After lawmakers, other politicians and some political observers complained about the state redistricting process that ended about a year ago, one state senator has renewed his effort to change some of it.
"What we're attempting to do is close some loopholes," Sen. Bob Dixon, R-Springfield, told the Senate's Rules, Joint Rules, Resolutions and Ethics Committee on Tuesday afternoon, "take care of some obvious oversights, offer greater transparency and accountability and make sure that the "Sunshine Law' applies to the process."
Dixon said his proposed amendment to Missouri's Constitution would create "some clarity, some consistent constitutional rules (and) get rid of some murky language and unclear statutes."
He proposed a similar amendment last year, and it cleared the Senate but never was debated in the House.
The Constitution requires new district boundaries to be drawn every 10 years - after Missouri's numbers from the U.S. Census have been reported to the president.
State lawmakers are required to draw the new congressional district borders, while two, separate residents commissions are created to redo the state House and Senate boundaries.
The governor names those residents from lists of names provided by the chairs of the two statewide political parties casting the most votes in the most recent governor's election.
The committee redrawing state House districts has two members for each congressional district, while the committee drawing new state Senate boundaries has 10 members. In both cases, the committees are split evenly between the two parties.
Both are required to hold public hearings to take residents' comments.
To become effective, each committee's final maps must be approved by at least seven-tenths of its members.
If a committee fails, its work is turned over to a panel of six appeals court judges chosen by the Missouri Supreme Court, with at least four of the six judges agreeing on a final map for it to become effective.
But the Constitution doesn't set out other specific requirements for the judges' work - and that's one of the things Dixon wants to fix.
In 2011, one six-judge panel took over both maps after neither the House nor Senate residents commissions produced a map.
Although the two residents' panels held open meetings, the judges' deliberations were done in closed meetings.

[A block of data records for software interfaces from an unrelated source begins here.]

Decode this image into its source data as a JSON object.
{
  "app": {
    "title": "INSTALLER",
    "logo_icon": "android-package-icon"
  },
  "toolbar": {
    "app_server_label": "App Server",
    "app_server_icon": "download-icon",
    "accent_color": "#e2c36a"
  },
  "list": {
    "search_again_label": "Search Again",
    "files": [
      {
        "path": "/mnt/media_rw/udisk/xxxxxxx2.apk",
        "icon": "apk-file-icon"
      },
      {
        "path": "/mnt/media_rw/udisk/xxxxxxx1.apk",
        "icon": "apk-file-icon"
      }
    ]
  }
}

Dixon's proposed amendment would require "all meetings, executive meetings, actions, hearings, and business of any commission created under this section (to) be open to the public."
No senator asked Dixon any questions about his proposal during the committee hearing - and no one stepped forward to speak for, or against, his amendment.
He later told the News Tribune: "I would like to see the process cleaned up, streamlined and bring some sunshine to it before we get ourselves in the process again.
"It's every 10 years, so my effort here really is to be proactive for the next time."
Under the current constitutional language, residents who serve on either committee are prohibited from running for a legislative office for four years "following the date of the filing by the commission of its final statement of apportionment."
Dixon noted one of his changes would make that ban 10 years on running for the state House or Senate - and that it would be effective even if the commission failed to draw a new map.
His amendment also prohibits current lawmakers and their employees from serving on either commission.